Records for this exercise =
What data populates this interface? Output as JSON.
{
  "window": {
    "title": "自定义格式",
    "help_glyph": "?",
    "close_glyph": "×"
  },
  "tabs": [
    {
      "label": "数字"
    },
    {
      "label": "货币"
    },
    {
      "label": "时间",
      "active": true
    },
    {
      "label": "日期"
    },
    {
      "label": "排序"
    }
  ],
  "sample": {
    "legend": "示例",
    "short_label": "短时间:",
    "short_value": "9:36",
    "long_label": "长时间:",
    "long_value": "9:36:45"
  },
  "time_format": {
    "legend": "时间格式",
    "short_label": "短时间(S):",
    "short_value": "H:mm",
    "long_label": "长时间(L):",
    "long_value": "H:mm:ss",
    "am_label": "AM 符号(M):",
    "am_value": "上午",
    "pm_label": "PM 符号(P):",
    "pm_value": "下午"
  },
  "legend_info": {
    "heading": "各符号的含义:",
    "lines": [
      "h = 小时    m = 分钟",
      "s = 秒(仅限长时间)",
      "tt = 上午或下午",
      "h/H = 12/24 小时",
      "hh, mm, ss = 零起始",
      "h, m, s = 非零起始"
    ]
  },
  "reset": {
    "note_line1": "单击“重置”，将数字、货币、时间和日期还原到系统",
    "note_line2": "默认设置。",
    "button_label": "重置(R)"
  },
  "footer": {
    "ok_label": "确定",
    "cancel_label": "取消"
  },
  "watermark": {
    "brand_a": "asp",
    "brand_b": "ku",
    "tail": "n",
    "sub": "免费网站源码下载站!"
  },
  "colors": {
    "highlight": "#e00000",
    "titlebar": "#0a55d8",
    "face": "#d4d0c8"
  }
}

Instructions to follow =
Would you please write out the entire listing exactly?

Solution to the exercise =
What data populates this interface? Output as JSON.
{
  "window": {
    "title": "自定义格式",
    "help_glyph": "?",
    "close_glyph": "×"
  },
  "tabs": [
    {
      "label": "数字"
    },
    {
      "label": "货币"
    },
    {
      "label": "时间",
      "active": true
    },
    {
      "label": "日期"
    },
    {
      "label": "排序"
    }
  ],
  "sample": {
    "legend": "示例",
    "short_label": "短时间:",
    "short_value": "9:36",
    "long_label": "长时间:",
    "long_value": "9:36:45"
  },
  "time_format": {
    "legend": "时间格式",
    "short_label": "短时间(S):",
    "short_value": "H:mm",
    "long_label": "长时间(L):",
    "long_value": "H:mm:ss",
    "am_label": "AM 符号(M):",
    "am_value": "上午",
    "pm_label": "PM 符号(P):",
    "pm_value": "下午"
  },
  "legend_info": {
    "heading": "各符号的含义:",
    "lines": [
      "h = 小时    m = 分钟",
      "s = 秒(仅限长时间)",
      "tt = 上午或下午",
      "h/H = 12/24 小时",
      "hh, mm, ss = 零起始",
      "h, m, s = 非零起始"
    ]
  },
  "reset": {
    "note_line1": "单击“重置”，将数字、货币、时间和日期还原到系统",
    "note_line2": "默认设置。",
    "button_label": "重置(R)"
  },
  "footer": {
    "ok_label": "确定",
    "cancel_label": "取消"
  },
  "watermark": {
    "brand_a": "asp",
    "brand_b": "ku",
    "tail": "n",
    "sub": "免费网站源码下载站!"
  },
  "colors": {
    "highlight": "#e00000",
    "titlebar": "#0a55d8",
    "face": "#d4d0c8"
  }
}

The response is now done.